## TO DO
In the records that follow, show each line where the word "JSON" is present.

## DATA IN THIS EXERCISE
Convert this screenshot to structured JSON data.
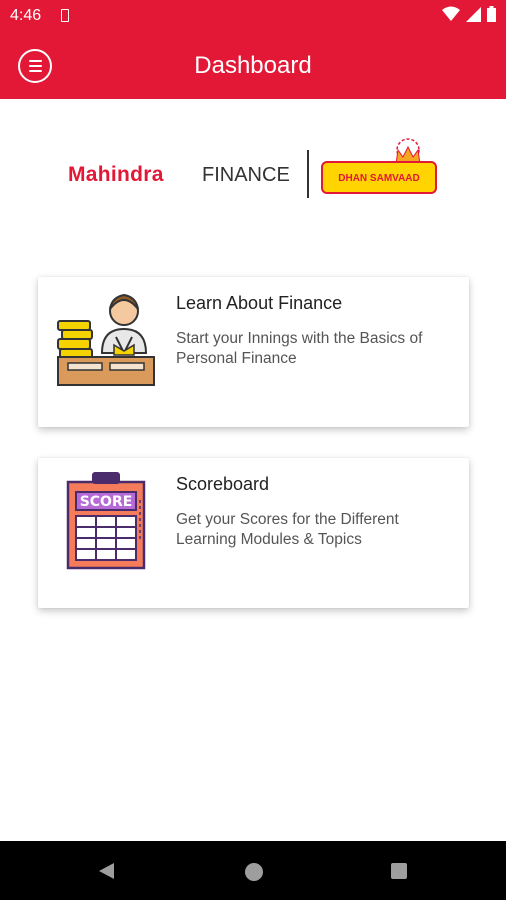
{
  "status_bar": {
    "time": "4:46"
  },
  "app_bar": {
    "title": "Dashboard"
  },
  "brand": {
    "mahindra": "Mahindra",
    "finance": "FINANCE",
    "dhan": "DHAN",
    "samvaad": "SAMVAAD"
  },
  "cards": [
    {
      "title": "Learn About Finance",
      "description": "Start your Innings with the Basics of Personal Finance",
      "icon": "teacher-books-icon"
    },
    {
      "title": "Scoreboard",
      "description": "Get your Scores for the Different Learning Modules & Topics",
      "icon": "score-clipboard-icon",
      "icon_text": "SCORE"
    }
  ],
  "nav_bar": {
    "buttons": [
      "back",
      "home",
      "recents"
    ]
  },
  "colors": {
    "primary": "#e31837",
    "accent": "#ffd400"
  }
}
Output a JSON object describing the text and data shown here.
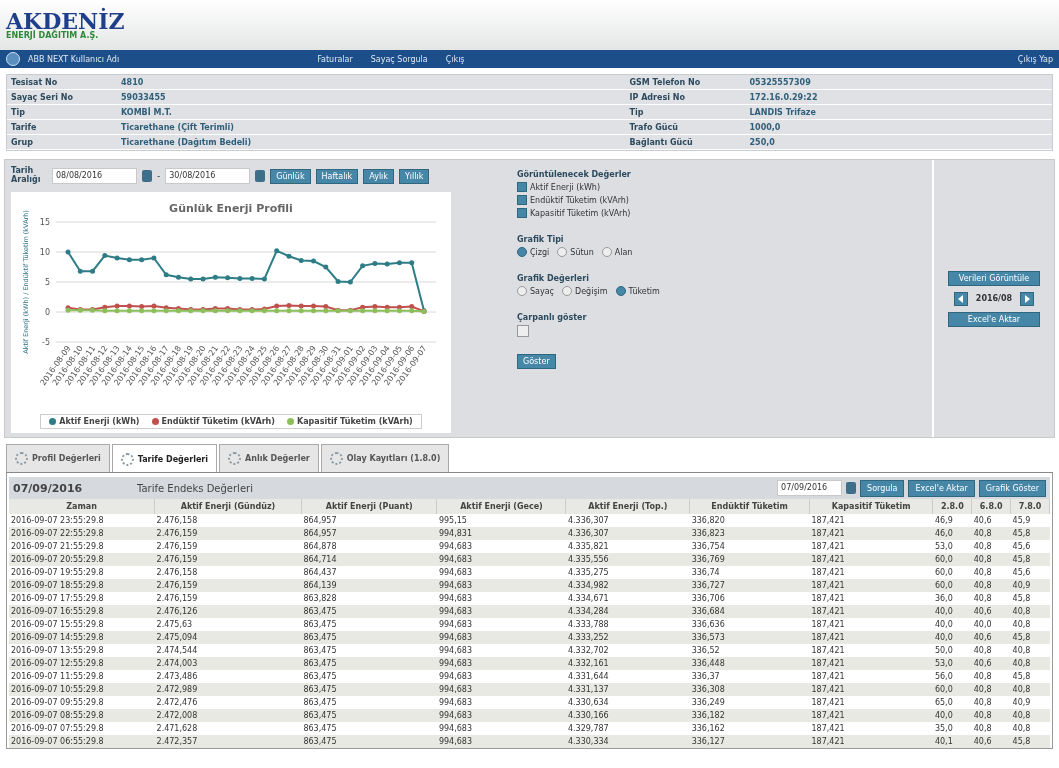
{
  "logo": {
    "line1": "AKDENİZ",
    "line2": "ENERJİ DAĞITIM A.Ş."
  },
  "navbar": {
    "user": "ABB NEXT Kullanıcı Adı",
    "links": [
      "Faturalar",
      "Sayaç Sorgula",
      "Çıkış"
    ],
    "right": "Çıkış Yap"
  },
  "info": {
    "left": [
      {
        "label": "Tesisat No",
        "value": "4810"
      },
      {
        "label": "Sayaç Seri No",
        "value": "59033455"
      },
      {
        "label": "Tip",
        "value": "KOMBİ M.T."
      },
      {
        "label": "Tarife",
        "value": "Ticarethane (Çift Terimli)"
      },
      {
        "label": "Grup",
        "value": "Ticarethane (Dağıtım Bedeli)"
      }
    ],
    "right": [
      {
        "label": "GSM Telefon No",
        "value": "05325557309"
      },
      {
        "label": "IP Adresi No",
        "value": "172.16.0.29:22"
      },
      {
        "label": "Tip",
        "value": "LANDIS Trifaze"
      },
      {
        "label": "Trafo Gücü",
        "value": "1000,0"
      },
      {
        "label": "Bağlantı Gücü",
        "value": "250,0"
      }
    ]
  },
  "filter": {
    "label": "Tarih Aralığı",
    "from": "08/08/2016",
    "separator": "-",
    "to": "30/08/2016",
    "buttons": [
      "Günlük",
      "Haftalık",
      "Aylık",
      "Yıllık"
    ]
  },
  "chart_data": {
    "type": "line",
    "grid": true,
    "legend": "bottom",
    "title": "Günlük Enerji Profili",
    "ylabel": "Aktif Enerji (kWh) / Endüktif Tüketim (kVArh)",
    "ylim": [
      -5,
      15
    ],
    "yticks": [
      -5,
      0,
      5,
      10,
      15
    ],
    "categories": [
      "2016-08-09",
      "2016-08-10",
      "2016-08-11",
      "2016-08-12",
      "2016-08-13",
      "2016-08-14",
      "2016-08-15",
      "2016-08-16",
      "2016-08-17",
      "2016-08-18",
      "2016-08-19",
      "2016-08-20",
      "2016-08-21",
      "2016-08-22",
      "2016-08-23",
      "2016-08-24",
      "2016-08-25",
      "2016-08-26",
      "2016-08-27",
      "2016-08-28",
      "2016-08-29",
      "2016-08-30",
      "2016-08-31",
      "2016-09-01",
      "2016-09-02",
      "2016-09-03",
      "2016-09-04",
      "2016-09-05",
      "2016-09-06",
      "2016-09-07"
    ],
    "series": [
      {
        "name": "Aktif Enerji (kWh)",
        "color": "#2e7d86",
        "values": [
          10,
          6.8,
          6.8,
          9.4,
          9,
          8.7,
          8.7,
          9,
          6.2,
          5.8,
          5.5,
          5.5,
          5.8,
          5.7,
          5.6,
          5.6,
          5.5,
          10.2,
          9.3,
          8.6,
          8.5,
          7.5,
          5.1,
          5,
          7.7,
          8.1,
          8,
          8.2,
          8.2,
          0.2
        ]
      },
      {
        "name": "Endüktif Tüketim (kVArh)",
        "color": "#c0504d",
        "values": [
          0.7,
          0.4,
          0.4,
          0.8,
          1,
          1,
          0.9,
          1,
          0.7,
          0.6,
          0.4,
          0.4,
          0.6,
          0.6,
          0.4,
          0.4,
          0.5,
          1,
          1.1,
          1,
          1,
          0.9,
          0.3,
          0.3,
          0.8,
          0.9,
          0.8,
          0.8,
          0.9,
          0.1
        ]
      },
      {
        "name": "Kapasitif Tüketim (kVArh)",
        "color": "#8bbf5a",
        "values": [
          0.3,
          0.3,
          0.3,
          0.2,
          0.2,
          0.2,
          0.2,
          0.2,
          0.2,
          0.2,
          0.2,
          0.2,
          0.2,
          0.2,
          0.2,
          0.2,
          0.2,
          0.2,
          0.2,
          0.2,
          0.2,
          0.2,
          0.2,
          0.2,
          0.2,
          0.2,
          0.2,
          0.2,
          0.2,
          0.1
        ]
      }
    ]
  },
  "options": {
    "values_title": "Görüntülenecek Değerler",
    "values": [
      {
        "label": "Aktif Enerji (kWh)",
        "checked": true
      },
      {
        "label": "Endüktif Tüketim (kVArh)",
        "checked": true
      },
      {
        "label": "Kapasitif Tüketim (kVArh)",
        "checked": true
      }
    ],
    "type_title": "Grafik Tipi",
    "types": [
      {
        "label": "Çizgi",
        "selected": true
      },
      {
        "label": "Sütun",
        "selected": false
      },
      {
        "label": "Alan",
        "selected": false
      }
    ],
    "mode_title": "Grafik Değerleri",
    "modes": [
      {
        "label": "Sayaç",
        "selected": false
      },
      {
        "label": "Değişim",
        "selected": false
      },
      {
        "label": "Tüketim",
        "selected": true
      }
    ],
    "multiplier_title": "Çarpanlı göster",
    "multiplier": false,
    "apply": "Göster"
  },
  "side": {
    "view": "Verileri Görüntüle",
    "period": "2016/08",
    "export": "Excel'e Aktar"
  },
  "tabs": [
    {
      "label": "Profil Değerleri",
      "selected": false
    },
    {
      "label": "Tarife Değerleri",
      "selected": true
    },
    {
      "label": "Anlık Değerler",
      "selected": false
    },
    {
      "label": "Olay Kayıtları (1.8.0)",
      "selected": false
    }
  ],
  "table": {
    "date": "07/09/2016",
    "title": "Tarife Endeks Değerleri",
    "query_date": "07/09/2016",
    "buttons": [
      "Sorgula",
      "Excel'e Aktar",
      "Grafik Göster"
    ],
    "columns": [
      "Zaman",
      "Aktif Enerji (Gündüz)",
      "Aktif Enerji (Puant)",
      "Aktif Enerji (Gece)",
      "Aktif Enerji (Top.)",
      "Endüktif Tüketim",
      "Kapasitif Tüketim",
      "2.8.0",
      "6.8.0",
      "7.8.0"
    ],
    "rows": [
      [
        "2016-09-07 23:55:29.8",
        "2.476,158",
        "864,957",
        "995,15",
        "4.336,307",
        "336,820",
        "187,421",
        "46,9",
        "40,6",
        "45,9"
      ],
      [
        "2016-09-07 22:55:29.8",
        "2.476,159",
        "864,957",
        "994,831",
        "4.336,307",
        "336,823",
        "187,421",
        "46,0",
        "40,8",
        "45,8"
      ],
      [
        "2016-09-07 21:55:29.8",
        "2.476,159",
        "864,878",
        "994,683",
        "4.335,821",
        "336,754",
        "187,421",
        "53,0",
        "40,8",
        "45,6"
      ],
      [
        "2016-09-07 20:55:29.8",
        "2.476,159",
        "864,714",
        "994,683",
        "4.335,556",
        "336,769",
        "187,421",
        "60,0",
        "40,8",
        "45,8"
      ],
      [
        "2016-09-07 19:55:29.8",
        "2.476,158",
        "864,437",
        "994,683",
        "4.335,275",
        "336,74",
        "187,421",
        "60,0",
        "40,8",
        "45,6"
      ],
      [
        "2016-09-07 18:55:29.8",
        "2.476,159",
        "864,139",
        "994,683",
        "4.334,982",
        "336,727",
        "187,421",
        "60,0",
        "40,8",
        "40,9"
      ],
      [
        "2016-09-07 17:55:29.8",
        "2.476,159",
        "863,828",
        "994,683",
        "4.334,671",
        "336,706",
        "187,421",
        "36,0",
        "40,8",
        "45,8"
      ],
      [
        "2016-09-07 16:55:29.8",
        "2.476,126",
        "863,475",
        "994,683",
        "4.334,284",
        "336,684",
        "187,421",
        "40,0",
        "40,6",
        "40,8"
      ],
      [
        "2016-09-07 15:55:29.8",
        "2.475,63",
        "863,475",
        "994,683",
        "4.333,788",
        "336,636",
        "187,421",
        "40,0",
        "40,0",
        "40,8"
      ],
      [
        "2016-09-07 14:55:29.8",
        "2.475,094",
        "863,475",
        "994,683",
        "4.333,252",
        "336,573",
        "187,421",
        "40,0",
        "40,6",
        "45,8"
      ],
      [
        "2016-09-07 13:55:29.8",
        "2.474,544",
        "863,475",
        "994,683",
        "4.332,702",
        "336,52",
        "187,421",
        "50,0",
        "40,8",
        "40,8"
      ],
      [
        "2016-09-07 12:55:29.8",
        "2.474,003",
        "863,475",
        "994,683",
        "4.332,161",
        "336,448",
        "187,421",
        "53,0",
        "40,6",
        "40,8"
      ],
      [
        "2016-09-07 11:55:29.8",
        "2.473,486",
        "863,475",
        "994,683",
        "4.331,644",
        "336,37",
        "187,421",
        "56,0",
        "40,8",
        "45,8"
      ],
      [
        "2016-09-07 10:55:29.8",
        "2.472,989",
        "863,475",
        "994,683",
        "4.331,137",
        "336,308",
        "187,421",
        "60,0",
        "40,8",
        "40,8"
      ],
      [
        "2016-09-07 09:55:29.8",
        "2.472,476",
        "863,475",
        "994,683",
        "4.330,634",
        "336,249",
        "187,421",
        "65,0",
        "40,8",
        "40,9"
      ],
      [
        "2016-09-07 08:55:29.8",
        "2.472,008",
        "863,475",
        "994,683",
        "4.330,166",
        "336,182",
        "187,421",
        "40,0",
        "40,8",
        "40,8"
      ],
      [
        "2016-09-07 07:55:29.8",
        "2.471,628",
        "863,475",
        "994,683",
        "4.329,787",
        "336,162",
        "187,421",
        "35,0",
        "40,8",
        "40,8"
      ],
      [
        "2016-09-07 06:55:29.8",
        "2.472,357",
        "863,475",
        "994,683",
        "4.330,334",
        "336,127",
        "187,421",
        "40,1",
        "40,6",
        "45,8"
      ]
    ]
  }
}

## YOUR RESPONSE
Convert this screenshot to structured JSON data.
Output a JSON object describing the text and data shown here.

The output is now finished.